Free and Open Source Housing

The Hexayurt is an award-winning replacement for the disaster relief tent which provides shelter at 20% the cost of a tent. It is designed to be manufactured anywhere in the world at any scale, from local materials, as Free hardware, to house humans in need. The Hexayurt Project maintains the designs and makes them freely available. An estimated $250,000 worth of Hexayurts were built at Burning Man this year.

Vinay Gupta is one the world’s leading thinkers on infrastructure theory, state failure solutions, and managing global system risks including poverty/development and the environmental crisis. He works at both the theoretical level, building models and mapping tools and at the practical level, as the designer of the Hexayurt, he helped start the US National Defense University STAR-TIDES program on humanitarian assistance, consulted on urban resilience for Arup, and is an associate fellow of the UCL Institute for Security and Resilience Studies.

The Needs of Others

One of the areas seeing heavy influence from the Free and Open Source Software (F/OSS) movement is Appropriate Technology, and the O+S Project is working from the perspective of its documentation. It is investigating the difficulty in translating from F/OSS to Appropriate Technology at both a practices and principles level, and how we must go further to meet the goals with the world’s poorest people.

Al Razi Masri is a recent Manufacturing Engineering graduate and founder of the O+S Project. In addition to which he is working on documentation for the Hexayurt Project and instructional documents for other Appropriate Technology.

Open Hardware and Renewable Energy

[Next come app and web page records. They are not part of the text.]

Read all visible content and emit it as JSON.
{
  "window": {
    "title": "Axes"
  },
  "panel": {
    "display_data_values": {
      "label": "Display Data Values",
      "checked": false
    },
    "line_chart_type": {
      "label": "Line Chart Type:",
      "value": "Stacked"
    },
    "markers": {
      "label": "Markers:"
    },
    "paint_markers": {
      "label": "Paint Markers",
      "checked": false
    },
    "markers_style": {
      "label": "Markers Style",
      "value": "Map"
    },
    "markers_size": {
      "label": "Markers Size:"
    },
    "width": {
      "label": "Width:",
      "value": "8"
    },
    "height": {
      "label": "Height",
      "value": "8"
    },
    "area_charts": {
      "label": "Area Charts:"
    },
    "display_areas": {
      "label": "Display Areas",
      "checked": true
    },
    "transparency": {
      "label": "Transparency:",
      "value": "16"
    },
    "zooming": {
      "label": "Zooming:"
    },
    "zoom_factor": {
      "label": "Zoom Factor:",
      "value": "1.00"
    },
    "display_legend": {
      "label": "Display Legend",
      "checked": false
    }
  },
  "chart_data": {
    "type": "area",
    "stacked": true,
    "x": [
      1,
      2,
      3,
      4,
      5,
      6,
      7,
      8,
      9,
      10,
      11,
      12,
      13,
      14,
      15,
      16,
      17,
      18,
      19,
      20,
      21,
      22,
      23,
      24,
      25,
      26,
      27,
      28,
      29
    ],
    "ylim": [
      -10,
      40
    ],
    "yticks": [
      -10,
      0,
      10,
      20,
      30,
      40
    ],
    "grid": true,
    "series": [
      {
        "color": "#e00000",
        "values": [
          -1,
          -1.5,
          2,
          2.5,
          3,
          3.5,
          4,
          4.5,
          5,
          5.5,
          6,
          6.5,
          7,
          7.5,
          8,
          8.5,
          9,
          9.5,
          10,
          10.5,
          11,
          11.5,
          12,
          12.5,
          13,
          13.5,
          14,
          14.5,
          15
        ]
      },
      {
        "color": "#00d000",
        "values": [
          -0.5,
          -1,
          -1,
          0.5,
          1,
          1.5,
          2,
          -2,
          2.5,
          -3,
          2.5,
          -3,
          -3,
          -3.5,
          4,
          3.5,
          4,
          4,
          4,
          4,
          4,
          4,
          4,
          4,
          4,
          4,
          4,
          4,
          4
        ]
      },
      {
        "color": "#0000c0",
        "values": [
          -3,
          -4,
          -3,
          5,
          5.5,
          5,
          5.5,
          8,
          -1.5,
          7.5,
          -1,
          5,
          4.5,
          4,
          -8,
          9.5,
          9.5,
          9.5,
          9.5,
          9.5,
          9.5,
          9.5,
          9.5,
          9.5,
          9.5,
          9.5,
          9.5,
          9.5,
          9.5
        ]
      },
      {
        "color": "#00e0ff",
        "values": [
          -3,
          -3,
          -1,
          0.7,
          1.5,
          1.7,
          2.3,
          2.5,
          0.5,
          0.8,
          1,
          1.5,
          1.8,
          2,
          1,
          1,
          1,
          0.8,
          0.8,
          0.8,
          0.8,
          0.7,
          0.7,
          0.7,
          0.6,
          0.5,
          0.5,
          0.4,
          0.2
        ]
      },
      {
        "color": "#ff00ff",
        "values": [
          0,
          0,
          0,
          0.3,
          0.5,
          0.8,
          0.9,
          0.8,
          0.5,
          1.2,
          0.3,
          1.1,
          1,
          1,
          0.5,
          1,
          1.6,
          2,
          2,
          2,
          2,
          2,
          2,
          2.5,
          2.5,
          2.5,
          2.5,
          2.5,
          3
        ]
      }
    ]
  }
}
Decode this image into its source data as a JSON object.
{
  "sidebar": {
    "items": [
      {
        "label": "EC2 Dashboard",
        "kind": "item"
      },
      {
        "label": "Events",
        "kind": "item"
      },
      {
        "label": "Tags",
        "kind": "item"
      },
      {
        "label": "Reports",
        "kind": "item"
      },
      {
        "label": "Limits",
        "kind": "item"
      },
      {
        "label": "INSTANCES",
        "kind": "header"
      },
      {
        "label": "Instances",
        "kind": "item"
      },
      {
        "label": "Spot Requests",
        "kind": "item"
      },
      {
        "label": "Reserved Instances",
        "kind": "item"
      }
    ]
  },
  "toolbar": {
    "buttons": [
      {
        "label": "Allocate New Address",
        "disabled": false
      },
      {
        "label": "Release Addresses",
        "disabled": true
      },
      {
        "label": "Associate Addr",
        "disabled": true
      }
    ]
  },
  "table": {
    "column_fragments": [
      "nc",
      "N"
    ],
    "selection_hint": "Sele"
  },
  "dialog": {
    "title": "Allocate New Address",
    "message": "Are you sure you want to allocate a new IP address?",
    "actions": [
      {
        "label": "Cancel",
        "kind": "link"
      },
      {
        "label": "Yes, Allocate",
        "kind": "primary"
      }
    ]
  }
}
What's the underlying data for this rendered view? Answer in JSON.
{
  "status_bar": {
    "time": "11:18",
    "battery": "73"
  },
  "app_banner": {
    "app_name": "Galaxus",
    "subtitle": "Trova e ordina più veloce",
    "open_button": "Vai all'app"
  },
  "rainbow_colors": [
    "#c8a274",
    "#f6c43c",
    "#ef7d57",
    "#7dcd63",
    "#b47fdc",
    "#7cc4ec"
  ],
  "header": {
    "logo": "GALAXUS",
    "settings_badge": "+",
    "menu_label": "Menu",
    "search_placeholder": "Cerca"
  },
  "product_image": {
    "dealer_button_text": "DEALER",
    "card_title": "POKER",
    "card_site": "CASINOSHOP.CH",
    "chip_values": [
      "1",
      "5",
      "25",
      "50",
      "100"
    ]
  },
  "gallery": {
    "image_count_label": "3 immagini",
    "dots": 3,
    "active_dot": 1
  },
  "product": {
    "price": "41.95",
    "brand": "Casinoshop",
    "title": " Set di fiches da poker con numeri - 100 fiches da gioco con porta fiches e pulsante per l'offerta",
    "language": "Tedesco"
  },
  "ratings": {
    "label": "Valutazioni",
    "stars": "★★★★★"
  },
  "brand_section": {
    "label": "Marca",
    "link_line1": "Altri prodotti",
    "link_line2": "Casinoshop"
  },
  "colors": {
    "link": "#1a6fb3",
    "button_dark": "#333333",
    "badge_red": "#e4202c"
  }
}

Onawi is a non-profit organisation promoting open hardware for the development of non-domestic wind energy systems. Open hardware is becoming increasingly popular, as we can see in the recent initiative by Facebook to open up the technology behind their data-centres. However, most open hardware projects are targeted at hobbyists or those looking for custom do-it-yourself alternatives to mass market products. While this is a very positive aspect, at Onawi we believe that open licensing and collaborative development could have a far reaching impact on industrial production. In particular, Open Hardware could provide the horizontal technology transfer of renewables required to fight climate change in developing countries.

Javier Ruiz is a UK based digital activist and social entrepreneur promoting open data, open standards and open licensing as the basis for a better future based on transparency, participation and collaboration. His practical work cuts across various spheres ranging from citizen journalism, archives to renewable energy. His background is in anthropology and technology management, and you can normally find him at the Open Rights Group.

Note: Please aim to arrive for 18:00 - 18:20 as the talks will start at 18:30 prompt.